Charlestown Bridge
Posted September 12, 2015, by J.P. (CaribDigita [at] Yahoo [dot] com)

NOTE: This isn't the "Charlestown High Bridge" the Charlestown Highbridge was torn down during the Big Dig and replaced by the Zakim. The Charlestown Highbridge carried Interstate 93 and US Route 1. It was also known as "Upper and Lower Deck" for those from the 1990s who used to listen to traffic reports.

Charlestown Bridge
Posted September 12, 2015, by J.P. (C)

This isn't the "Charlestown High Bridge" the Charlestown Highbridge was torn down during the Big Dig and replaced by the Zakim. The Charlestown Highbridge carried Interstate 93 and US Route 1. It was also known as "Upper and Lower Deck" for those from the 1990s who used to listen to traffic reports.

Charlestown Bridge
Posted November 18, 2011, by K. A. Erickson

Nathan, this is not the first time an alarmist Ironworker has posted images or comments on "Occupy" or "left leaning" blogs that suggest most metal bridges are deficient and need to go.

In October there were pre-renovation pictures of the A. Piatt Andrew Bridge circulated around the blogosphere sparking several "Fix it now, give us jobs" diaries.

http://www.dailykos.com/comments/1029568/43719818#c9?mode=al...

The discussion on this entry found at Daily Kos with comments initiated by campionrules where the truth comes out.

We do not need misinformation accidental or deliberate.

Charlestown Bridge
Posted November 18, 2011, by Nathan Holth (form3 [at] historicbridges [dot] org)

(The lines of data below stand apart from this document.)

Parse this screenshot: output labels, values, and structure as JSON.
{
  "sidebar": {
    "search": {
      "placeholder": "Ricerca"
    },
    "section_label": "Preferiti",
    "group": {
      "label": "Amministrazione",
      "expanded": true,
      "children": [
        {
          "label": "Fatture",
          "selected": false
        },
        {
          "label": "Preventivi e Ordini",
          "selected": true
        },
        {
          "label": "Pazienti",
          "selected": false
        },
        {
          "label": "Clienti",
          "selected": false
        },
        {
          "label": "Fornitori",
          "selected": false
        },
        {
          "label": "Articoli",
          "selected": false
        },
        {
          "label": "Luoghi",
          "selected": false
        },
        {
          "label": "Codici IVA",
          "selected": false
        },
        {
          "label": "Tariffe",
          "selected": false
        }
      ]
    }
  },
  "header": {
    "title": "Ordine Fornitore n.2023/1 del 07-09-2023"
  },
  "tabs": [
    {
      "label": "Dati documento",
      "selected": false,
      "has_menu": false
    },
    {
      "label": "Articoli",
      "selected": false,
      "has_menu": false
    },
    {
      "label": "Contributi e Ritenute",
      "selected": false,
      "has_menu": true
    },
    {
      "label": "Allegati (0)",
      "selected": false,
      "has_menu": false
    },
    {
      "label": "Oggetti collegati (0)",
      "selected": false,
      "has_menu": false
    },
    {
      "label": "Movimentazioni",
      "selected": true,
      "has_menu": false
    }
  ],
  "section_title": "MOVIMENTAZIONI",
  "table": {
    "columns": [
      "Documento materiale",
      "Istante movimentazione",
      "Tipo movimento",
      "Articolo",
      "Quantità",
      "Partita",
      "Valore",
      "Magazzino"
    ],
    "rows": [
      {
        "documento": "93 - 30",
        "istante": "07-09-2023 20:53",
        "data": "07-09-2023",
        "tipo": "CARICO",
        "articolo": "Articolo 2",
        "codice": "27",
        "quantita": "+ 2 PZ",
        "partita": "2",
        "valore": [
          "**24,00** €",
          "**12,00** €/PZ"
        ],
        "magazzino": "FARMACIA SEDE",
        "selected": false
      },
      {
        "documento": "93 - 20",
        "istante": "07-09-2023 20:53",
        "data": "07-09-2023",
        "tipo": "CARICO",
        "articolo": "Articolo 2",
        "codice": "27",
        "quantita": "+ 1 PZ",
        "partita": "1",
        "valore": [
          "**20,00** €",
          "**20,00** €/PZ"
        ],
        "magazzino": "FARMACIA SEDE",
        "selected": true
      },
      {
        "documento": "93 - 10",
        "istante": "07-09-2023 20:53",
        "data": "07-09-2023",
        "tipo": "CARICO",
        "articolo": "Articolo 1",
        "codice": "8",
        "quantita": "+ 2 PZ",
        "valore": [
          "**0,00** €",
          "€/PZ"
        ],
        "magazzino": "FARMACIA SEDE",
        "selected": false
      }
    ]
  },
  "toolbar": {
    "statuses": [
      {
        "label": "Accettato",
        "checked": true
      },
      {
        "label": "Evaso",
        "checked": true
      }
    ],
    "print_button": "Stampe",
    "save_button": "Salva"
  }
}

Some ironworkers are craftsmen. Others are, politely said, somewhat less than that. One ironworker who falls into the "lesser" category has been spreading lies amongst the "Occupy" movement in Boston. According to this article, rivets were not used on bridges after 1930. His comments also imply that bridges that have rivets are dangerous and should be replaced. He is wrong. This bridge can and should be preserved. http://rebuildthedream.com/blog/2011/11/14/jobs-not-cuts-in-...

Charlestown Bridge
Posted March 19, 2010, by Mike Roegner (roegner [at] soltec [dot] net)

A photo of the bridge and a Boston bound el train. 1911

The S.S. John Hathorne was backing out of a grain dock in December 1945 and got caught in a tidal surge, taking a chunk out of the bridge and leaving the el unsupported. Temporary repairs were made immediately, but it took til March 1946 before everything was all back together.

Boston Elevated stock certificates had an engraving of an el train crossing the bridge.

Webmaster's note: The photos that were here have been incorporated into the main site.

Charlestown Bridge
Posted March 19, 2010, by Mike Roegner (roegner [at] soltec [dot] net)

Here's a photo of the Charlestown High Bridge being built. I'm not sure why they called it the High Bridge - it doesn't look that high. The stone masons are hard at work, and I'm sure the river channel is down there somewhere.

Webmaster's note: The photo that was here has been incorporated into the main site.